Cotroneo said applying compassion in his life helped him in his role as a staff manager at a museum.
“My job … is more simple now, because I don’t give orders, but speak to people with heart,” he said.
He said he now tries to listen and understand the people he manages, and to speak to them with kindness, even when they have made mistakes.
“The people that work with me always say to me that they are serene, they are peaceful when … [they are] in [my] office, and they can speak with me,” Cotroneo said.
For Joseph Gigliotti, a chiropractor from Ontario, Canada, the practice has helped him form a deeper bond with his family by teaching him to take a step back in conflicts and stand in others’ shoes.
“My family always has to be right, so for me, the hardest part was not fighting back, to have patience and say, ‘Hey, maybe they are right, too,’” he said.
Gigliotti said he used to get upset at his older brother, who always pointed out his faults. But the word “tolerance” reminded him to see the situation differently.
“[My brother is] doing it because he wants me to succeed, even if he didn’t say it in a nice way. At the end of the day, if you can see how people care about you, that’s what matters,” Gigliotti said.
Myriam Orso, a public servant based in Geneva, Switzerland, started practicing Falun Gong 16 years ago. She said reading “Zhuan Falun” revealed to her the meaning of life.
“For everything, I try to first think of these three principles before doing something,” Orso said.
Orso said that these values help her to keep calm and maintain kindness even when the other party is angry or hostile, and in doing so, she’s found that the other person also cools down and begins to work with her to resolve the issues.
She also recently realized that tolerance included having the power to forgive others.
“[There are people] I have not forgiven … for something they did in the past,” Orso said.
But applying the principles made Orso see that those things that happened to her were not all bad, and allowed her to let go of her anger toward those people.
“I feel free.

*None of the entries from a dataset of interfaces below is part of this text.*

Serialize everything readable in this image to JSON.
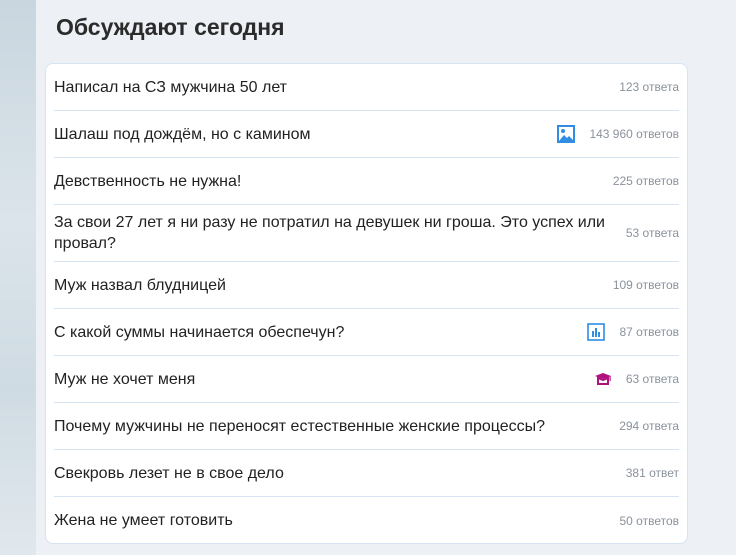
{
  "title": "Обсуждают сегодня",
  "items": [
    {
      "q": "Написал на СЗ мужчина 50 лет",
      "c": "123 ответа"
    },
    {
      "q": "Шалаш под дождём, но с камином",
      "c": "143 960 ответов",
      "icon": "image-icon"
    },
    {
      "q": "Девственность не нужна!",
      "c": "225 ответов"
    },
    {
      "q": "За свои 27 лет я ни разу не потратил на девушек ни гроша. Это успех или провал?",
      "c": "53 ответа"
    },
    {
      "q": "Муж назвал блудницей",
      "c": "109 ответов"
    },
    {
      "q": "С какой суммы начинается обеспечун?",
      "c": "87 ответов",
      "icon": "poll-icon"
    },
    {
      "q": "Муж не хочет меня",
      "c": "63 ответа",
      "icon": "graduation-cap-icon"
    },
    {
      "q": "Почему мужчины не переносят естественные женские процессы?",
      "c": "294 ответа"
    },
    {
      "q": "Свекровь лезет не в свое дело",
      "c": "381 ответ"
    },
    {
      "q": "Жена не умеет готовить",
      "c": "50 ответов"
    }
  ],
  "colors": {
    "icon_blue": "#2f8de4",
    "icon_magenta": "#b0127d"
  }
}
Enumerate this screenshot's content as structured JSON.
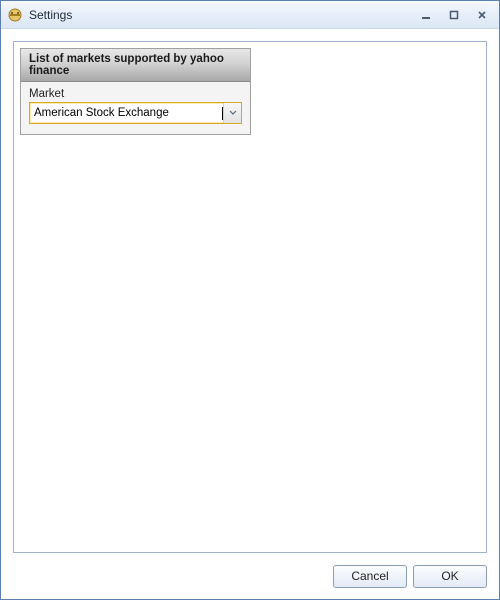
{
  "window": {
    "title": "Settings"
  },
  "group": {
    "header": "List of markets supported by yahoo finance",
    "market_label": "Market",
    "market_value": "American Stock Exchange"
  },
  "buttons": {
    "cancel": "Cancel",
    "ok": "OK"
  }
}
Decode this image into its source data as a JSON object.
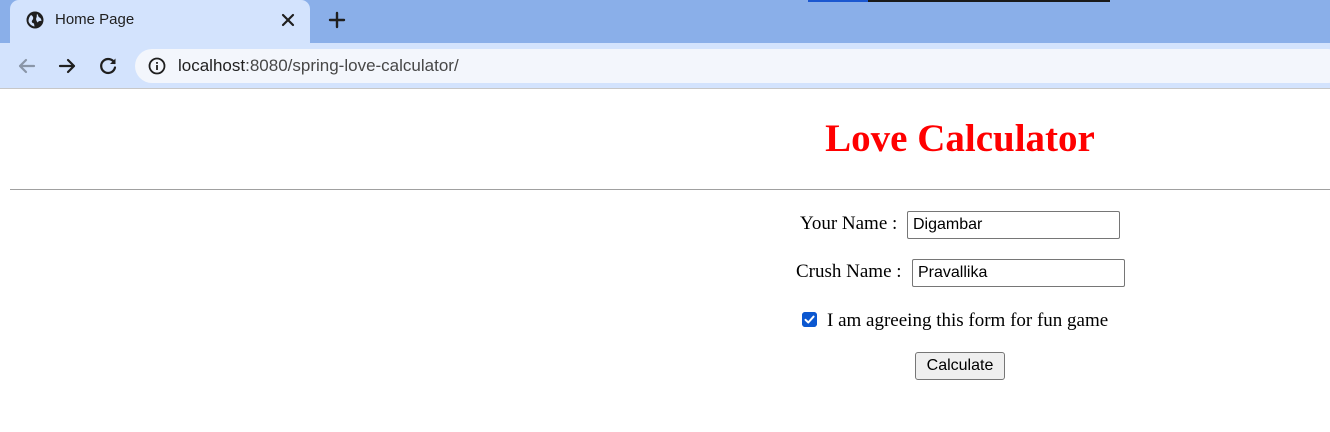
{
  "browser": {
    "tab": {
      "title": "Home Page",
      "favicon": "globe-icon",
      "close_icon": "close-icon"
    },
    "new_tab_icon": "plus-icon",
    "toolbar": {
      "back_icon": "arrow-left-icon",
      "forward_icon": "arrow-right-icon",
      "reload_icon": "reload-icon",
      "site_info_icon": "info-icon",
      "url_host": "localhost",
      "url_path": ":8080/spring-love-calculator/"
    },
    "colors": {
      "tabstrip_bg": "#8aafe9",
      "toolbar_bg": "#d3e3fd",
      "omnibox_bg": "#f3f6fc"
    }
  },
  "page": {
    "heading": "Love Calculator",
    "heading_color": "#ff0000",
    "form": {
      "your_name_label": "Your Name :",
      "your_name_value": "Digambar",
      "crush_name_label": "Crush Name :",
      "crush_name_value": "Pravallika",
      "agree_label": "I am agreeing this form for fun game",
      "agree_checked": true,
      "submit_label": "Calculate"
    }
  }
}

Very quiet and free,” Orso said.
Cathy He contributed to this report.